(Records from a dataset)

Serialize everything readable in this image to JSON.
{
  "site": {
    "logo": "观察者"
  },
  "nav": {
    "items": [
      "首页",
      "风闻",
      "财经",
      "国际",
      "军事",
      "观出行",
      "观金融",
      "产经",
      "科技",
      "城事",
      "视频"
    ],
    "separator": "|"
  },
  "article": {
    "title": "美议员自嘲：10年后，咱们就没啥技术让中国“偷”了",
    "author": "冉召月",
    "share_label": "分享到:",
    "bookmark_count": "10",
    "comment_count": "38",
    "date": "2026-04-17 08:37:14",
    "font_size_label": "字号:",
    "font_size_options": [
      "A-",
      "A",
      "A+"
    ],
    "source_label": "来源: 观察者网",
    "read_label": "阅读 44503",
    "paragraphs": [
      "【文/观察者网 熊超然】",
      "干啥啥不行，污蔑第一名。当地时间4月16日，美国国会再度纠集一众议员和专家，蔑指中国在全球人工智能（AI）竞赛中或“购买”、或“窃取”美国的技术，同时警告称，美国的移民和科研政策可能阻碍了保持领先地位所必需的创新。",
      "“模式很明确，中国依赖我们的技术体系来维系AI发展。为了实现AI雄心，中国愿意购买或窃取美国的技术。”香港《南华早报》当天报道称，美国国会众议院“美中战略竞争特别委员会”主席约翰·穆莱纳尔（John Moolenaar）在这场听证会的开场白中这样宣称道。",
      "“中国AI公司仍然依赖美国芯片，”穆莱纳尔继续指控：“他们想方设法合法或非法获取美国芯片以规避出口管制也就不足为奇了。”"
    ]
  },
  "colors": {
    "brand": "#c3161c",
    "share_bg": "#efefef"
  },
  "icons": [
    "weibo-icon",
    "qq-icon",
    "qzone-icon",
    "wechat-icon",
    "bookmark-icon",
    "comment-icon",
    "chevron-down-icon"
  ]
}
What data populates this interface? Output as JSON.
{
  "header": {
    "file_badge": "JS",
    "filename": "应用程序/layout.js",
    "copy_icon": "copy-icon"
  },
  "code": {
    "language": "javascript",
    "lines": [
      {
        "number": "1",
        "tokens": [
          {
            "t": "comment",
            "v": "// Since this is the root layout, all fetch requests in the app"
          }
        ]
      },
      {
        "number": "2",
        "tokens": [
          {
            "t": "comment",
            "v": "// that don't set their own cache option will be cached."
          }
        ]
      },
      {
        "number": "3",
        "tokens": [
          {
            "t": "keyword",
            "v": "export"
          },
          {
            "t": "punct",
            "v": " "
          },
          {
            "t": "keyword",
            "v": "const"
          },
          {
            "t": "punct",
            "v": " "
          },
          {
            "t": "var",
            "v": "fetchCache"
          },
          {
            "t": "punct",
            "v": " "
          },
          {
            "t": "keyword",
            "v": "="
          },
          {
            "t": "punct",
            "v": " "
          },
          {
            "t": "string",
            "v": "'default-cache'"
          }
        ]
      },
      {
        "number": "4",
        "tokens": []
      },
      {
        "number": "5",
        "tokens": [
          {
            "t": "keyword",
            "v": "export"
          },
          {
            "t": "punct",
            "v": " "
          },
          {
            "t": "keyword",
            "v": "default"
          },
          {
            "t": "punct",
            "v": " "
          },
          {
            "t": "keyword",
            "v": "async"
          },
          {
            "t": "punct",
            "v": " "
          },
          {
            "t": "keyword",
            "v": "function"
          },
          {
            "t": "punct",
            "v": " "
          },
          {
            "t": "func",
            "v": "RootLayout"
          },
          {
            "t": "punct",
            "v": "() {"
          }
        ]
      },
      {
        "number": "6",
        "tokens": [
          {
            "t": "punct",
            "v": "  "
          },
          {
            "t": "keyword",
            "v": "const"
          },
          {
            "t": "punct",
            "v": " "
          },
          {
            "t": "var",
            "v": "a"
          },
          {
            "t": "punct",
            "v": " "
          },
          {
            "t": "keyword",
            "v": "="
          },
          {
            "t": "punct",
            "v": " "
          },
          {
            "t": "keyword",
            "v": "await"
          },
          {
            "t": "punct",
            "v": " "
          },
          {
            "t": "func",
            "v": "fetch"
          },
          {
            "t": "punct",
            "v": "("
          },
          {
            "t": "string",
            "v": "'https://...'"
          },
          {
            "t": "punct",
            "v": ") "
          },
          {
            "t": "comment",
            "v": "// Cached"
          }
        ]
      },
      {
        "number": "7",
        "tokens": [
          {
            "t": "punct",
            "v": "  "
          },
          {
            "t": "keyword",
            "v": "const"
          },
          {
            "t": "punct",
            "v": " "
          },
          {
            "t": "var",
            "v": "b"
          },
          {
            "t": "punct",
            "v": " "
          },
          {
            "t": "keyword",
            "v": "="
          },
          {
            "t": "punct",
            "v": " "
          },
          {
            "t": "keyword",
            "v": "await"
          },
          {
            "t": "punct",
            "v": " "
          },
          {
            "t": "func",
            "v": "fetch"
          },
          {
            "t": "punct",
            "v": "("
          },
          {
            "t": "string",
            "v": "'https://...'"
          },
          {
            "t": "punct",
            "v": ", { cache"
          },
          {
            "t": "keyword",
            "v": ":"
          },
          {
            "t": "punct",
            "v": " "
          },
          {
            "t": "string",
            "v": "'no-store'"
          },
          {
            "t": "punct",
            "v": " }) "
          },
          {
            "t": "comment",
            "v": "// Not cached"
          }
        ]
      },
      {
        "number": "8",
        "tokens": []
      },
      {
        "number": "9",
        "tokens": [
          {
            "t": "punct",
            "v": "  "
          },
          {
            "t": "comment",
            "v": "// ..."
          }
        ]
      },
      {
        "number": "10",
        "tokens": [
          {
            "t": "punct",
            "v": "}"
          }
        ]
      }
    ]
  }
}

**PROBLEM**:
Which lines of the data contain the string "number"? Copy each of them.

**SOLUTION TO THE PROBLEM**:
        "number": "1",
        "number": "2",
        "number": "3",
        "number": "4",
        "number": "5",
        "number": "6",
        "number": "7",
        "number": "8",
        "number": "9",
        "number": "10",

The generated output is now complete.